Although the photographs on Florida Memory are often discussed for their historic value, all exhibit some level of artistic direction and formal design elements.
A group of San Francisco-based photographers known as Group f/64 were renowned for their extreme focus and depth of field. Beginning in the late 1920s, Group f/64 formed as a sub-group of the West Coast Photographic Movement, a straight photography movement that worked against the prevailing pictorialist movement which attempted to mimic gestures of Romantic and Impressionist painting. The group included Ansel Adams, Imogen Cunningham, John Paul Edwards, Sonya Noskowiak, Henry Swift, Willard Van Dyke, and Edward Weston.
Group f/64’s name was derived from the extremely small aperture used in their large-format photography in photographing landscapes and close-up objects. The result is a severe, almost unnatural depth and crispness unattainable by the human eye or previous photography.
Their impact on photography became widespread by the 1930s and can be seen in many of the photographs in the Florida Photographic Collection. While the landscapes and objects have changed, the principles remain unchanged.
While the images shown here were not necessarily inspired directly by this group, they are suggestive of the f/64 aesthetic. These formalist, aesthetic, and stylistic approaches foster new and different ways to engage with the images.

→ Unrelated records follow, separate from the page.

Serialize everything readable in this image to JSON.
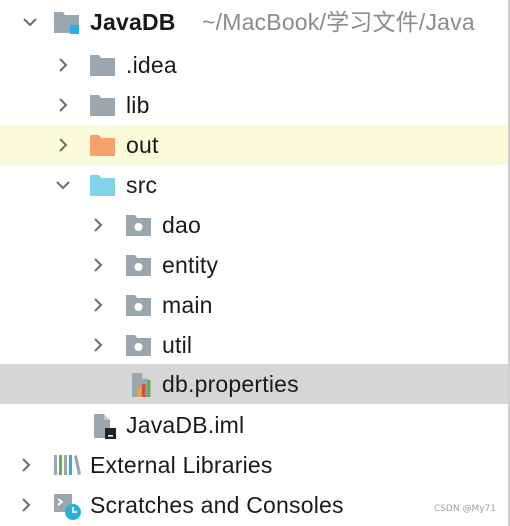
{
  "tree": {
    "root": {
      "name": "JavaDB",
      "path": "~/MacBook/学习文件/Java"
    },
    "items": [
      {
        "label": ".idea",
        "icon": "folder-icon"
      },
      {
        "label": "lib",
        "icon": "folder-icon"
      },
      {
        "label": "out",
        "icon": "excluded-folder-icon"
      },
      {
        "label": "src",
        "icon": "source-folder-icon"
      },
      {
        "label": "dao",
        "icon": "package-icon"
      },
      {
        "label": "entity",
        "icon": "package-icon"
      },
      {
        "label": "main",
        "icon": "package-icon"
      },
      {
        "label": "util",
        "icon": "package-icon"
      },
      {
        "label": "db.properties",
        "icon": "properties-file-icon"
      },
      {
        "label": "JavaDB.iml",
        "icon": "module-file-icon"
      },
      {
        "label": "External Libraries",
        "icon": "libraries-icon"
      },
      {
        "label": "Scratches and Consoles",
        "icon": "scratches-icon"
      }
    ]
  },
  "watermark": "CSDN @My71",
  "colors": {
    "folder": "#9aa7b0",
    "excluded_folder": "#f4a16b",
    "source_folder": "#7fd3ea",
    "row_highlight": "#fbfbdc",
    "row_selected": "#d6d6d6",
    "path_text": "#8c8c8c",
    "module_badge": "#26b0e0"
  }
}
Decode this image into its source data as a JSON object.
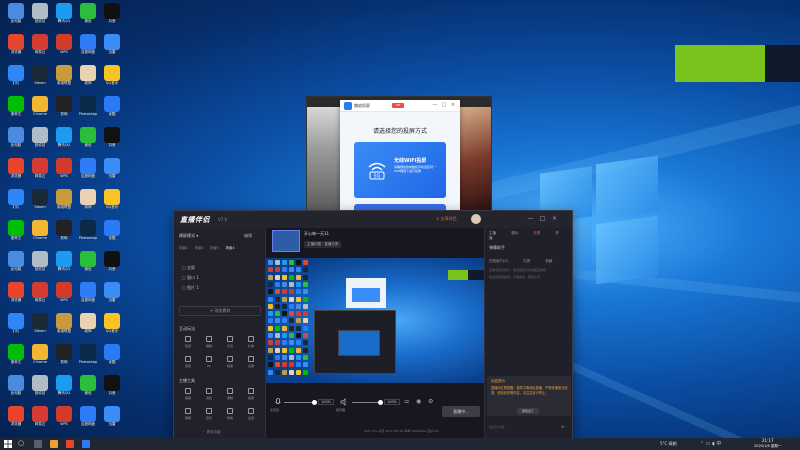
{
  "colors": {
    "accent_green": "#7ac21c",
    "live_red": "#f06a4a",
    "projection_blue": "#2a7cf6",
    "welcome_orange": "#f0a23a"
  },
  "projection_app": {
    "name": "傲软投屏",
    "badge": "VIP",
    "prompt": "请选择您的投屏方式",
    "card_title": "无线WiFi投屏",
    "card_desc": "请确保您的电脑和手机连接同一WiFi网络下进行投屏",
    "card_icon_label": "5G",
    "controls": [
      "—",
      "□",
      "×"
    ]
  },
  "live_app": {
    "logo": "直播伴侣",
    "version": "V7.6",
    "titlebar_item": "⊙ 分享伴侣",
    "controls": [
      "—",
      "□",
      "×"
    ],
    "left": {
      "scene_header": "横屏模式 ▾",
      "scene_header_right": "编辑",
      "scene_tabs": [
        "场景1",
        "场景2",
        "场景3",
        "场景4"
      ],
      "sources": [
        "▢ 全屏",
        "▢ 窗口 1",
        "▢ 图片 1"
      ],
      "add_source": "+ 添加素材",
      "interactive_title": "互动玩法",
      "interactive_tools": [
        "贴纸",
        "福袋",
        "红包",
        "礼物",
        "连线",
        "PK",
        "投票",
        "点歌"
      ],
      "anchor_title": "主播工具",
      "anchor_tools": [
        "美颜",
        "滤镜",
        "录制",
        "截屏",
        "弹幕",
        "音乐",
        "特效",
        "设置"
      ],
      "more_tools": "··· 更多功能"
    },
    "center": {
      "tab": "开心每一天11",
      "bar": "主播标题 · 直播分类",
      "mic_label": "麦克风",
      "mic_pct": "100%",
      "speaker_label": "扬声器",
      "speaker_pct": "100%",
      "start_button": "直播中...",
      "status": "CPU 23%   内存 46%   FPS 30   码率 2500kbps   丢帧 0%"
    },
    "right": {
      "tabs": [
        "主播",
        "观众",
        "礼物",
        "开播"
      ],
      "header": "弹幕助手",
      "subtabs": [
        "在线用户(0)",
        "礼物",
        "贡献"
      ],
      "line1": "直播间暂无用户，快去邀请好友来看直播吧",
      "line2": "欢迎来到直播间，文明发言，理性交流",
      "welcome_title": "欢迎提示",
      "welcome_text": "直播间文明提醒：倡导文明绿色直播，严禁传播违法违规、低俗色情等内容，请注意言行举止。",
      "welcome_button": "我知道了",
      "input_placeholder": "说点什么吧...",
      "send": "➤"
    }
  },
  "desktop_icons": [
    {
      "label": "此电脑",
      "color": "#4a8be0"
    },
    {
      "label": "回收站",
      "color": "#b0bcc8"
    },
    {
      "label": "腾讯QQ",
      "color": "#1d9bf0"
    },
    {
      "label": "微信",
      "color": "#2bbd3c"
    },
    {
      "label": "抖音",
      "color": "#111111"
    },
    {
      "label": "浏览器",
      "color": "#e8452c"
    },
    {
      "label": "网易云",
      "color": "#d43c33"
    },
    {
      "label": "WPS",
      "color": "#d23a2a"
    },
    {
      "label": "百度网盘",
      "color": "#2f7cf6"
    },
    {
      "label": "迅雷",
      "color": "#3a8cf7"
    },
    {
      "label": "钉钉",
      "color": "#2f86f6"
    },
    {
      "label": "Steam",
      "color": "#1b2838"
    },
    {
      "label": "英雄联盟",
      "color": "#c89b3c"
    },
    {
      "label": "原神",
      "color": "#e9d2b2"
    },
    {
      "label": "QQ音乐",
      "color": "#f7c325"
    },
    {
      "label": "爱奇艺",
      "color": "#00be06"
    },
    {
      "label": "Chrome",
      "color": "#f2b632"
    },
    {
      "label": "剪映",
      "color": "#222222"
    },
    {
      "label": "Photoshop",
      "color": "#0b2a4a"
    },
    {
      "label": "优酷",
      "color": "#2a7cf6"
    }
  ],
  "taskbar": {
    "tray_text": "5°C 晴朗",
    "time": "21:17",
    "date": "2020/1/6 星期一"
  }
}
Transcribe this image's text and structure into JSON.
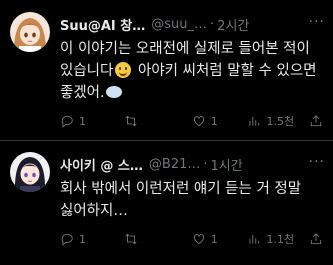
{
  "tweets": [
    {
      "name": "Suu@AI 창…",
      "handle": "@suu_…",
      "time": "2시간",
      "text_part1": "이 이야기는 오래전에 실제로 들어본 적이 있습니다",
      "text_part2": " 아야키 씨처럼 말할 수 있으면 좋겠어.",
      "reply_count": "1",
      "retweet_count": "",
      "like_count": "1",
      "views": "1.5천",
      "icons": [
        "reply-icon",
        "retweet-icon",
        "like-icon",
        "views-icon",
        "share-icon"
      ]
    },
    {
      "name": "사이키 @ 스…",
      "handle": "@B21…",
      "time": "1시간",
      "text": "회사 밖에서 이런저런 얘기 듣는 거 정말 싫어하지…",
      "reply_count": "1",
      "retweet_count": "",
      "like_count": "1",
      "views": "1.1천",
      "icons": [
        "reply-icon",
        "retweet-icon",
        "like-icon",
        "views-icon",
        "share-icon"
      ]
    }
  ],
  "colors": {
    "background": "#000000",
    "text": "#e7e9ea",
    "muted": "#71767b",
    "divider": "#2f3336"
  }
}
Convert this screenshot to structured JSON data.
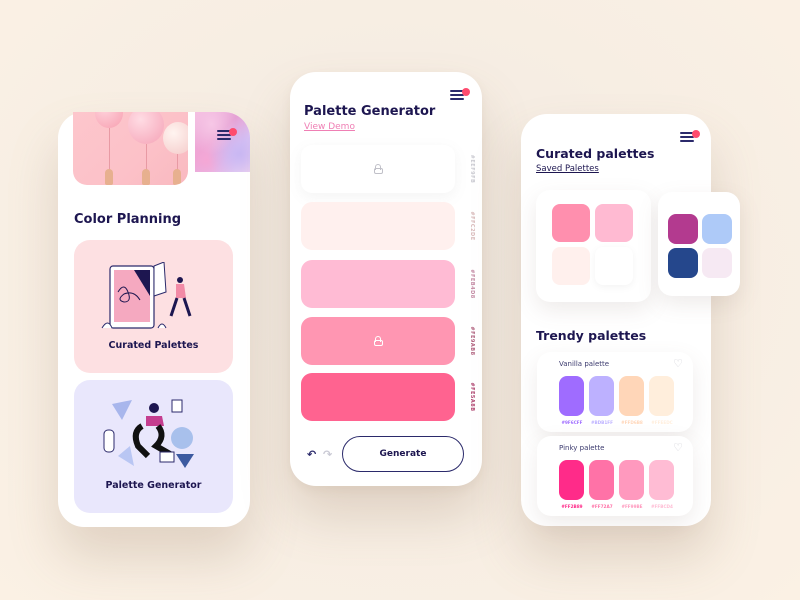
{
  "colors": {
    "navy": "#1d1650",
    "accent_dot": "#ff4b6e",
    "link_pink": "#ef7fb4"
  },
  "left_screen": {
    "title": "Color Planning",
    "hero_images": [
      "balloons-photo",
      "marble-texture"
    ],
    "cards": [
      {
        "label": "Curated Palettes",
        "illustration": "tablet-drawing-person",
        "bg": "#fde0e2"
      },
      {
        "label": "Palette Generator",
        "illustration": "floating-person-shapes",
        "bg": "#e9e7fc"
      }
    ]
  },
  "middle_screen": {
    "title": "Palette Generator",
    "link": "View Demo",
    "swatches": [
      {
        "color": "#ffffff",
        "hex": "#EEF9FB",
        "locked": true
      },
      {
        "color": "#fff0ee",
        "hex": "#FFC2DE",
        "locked": false
      },
      {
        "color": "#ffbbd4",
        "hex": "#FEB4D8",
        "locked": false
      },
      {
        "color": "#ff96b2",
        "hex": "#FE9AB8",
        "locked": true
      },
      {
        "color": "#ff6390",
        "hex": "#FE5A8B",
        "locked": false
      }
    ],
    "undo_icon": "↶",
    "redo_icon": "↷",
    "generate_label": "Generate"
  },
  "right_screen": {
    "title": "Curated palettes",
    "link": "Saved Palettes",
    "curated": [
      {
        "colors": [
          "#ff8fae",
          "#ffbad2",
          "#fff0ed",
          "#ffffff"
        ]
      },
      {
        "colors": [
          "#b33a8f",
          "#aecaf8",
          "#25478c",
          "#f6e9f3"
        ]
      }
    ],
    "trendy_title": "Trendy palettes",
    "trendy": [
      {
        "name": "Vanilla palette",
        "colors": [
          "#9f6cff",
          "#bdb1ff",
          "#ffd6b8",
          "#ffeedc"
        ],
        "hexes": [
          "#9F6CFF",
          "#BDB1FF",
          "#FFD6B8",
          "#FFEEDC"
        ],
        "favorite": false
      },
      {
        "name": "Pinky palette",
        "colors": [
          "#ff2b89",
          "#ff72a7",
          "#ff99be",
          "#ffbcd4"
        ],
        "hexes": [
          "#FF2B89",
          "#FF72A7",
          "#FF99BE",
          "#FFBCD4"
        ],
        "favorite": false
      }
    ]
  }
}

Visit the Florida Photographic Collection and search for photos from your area.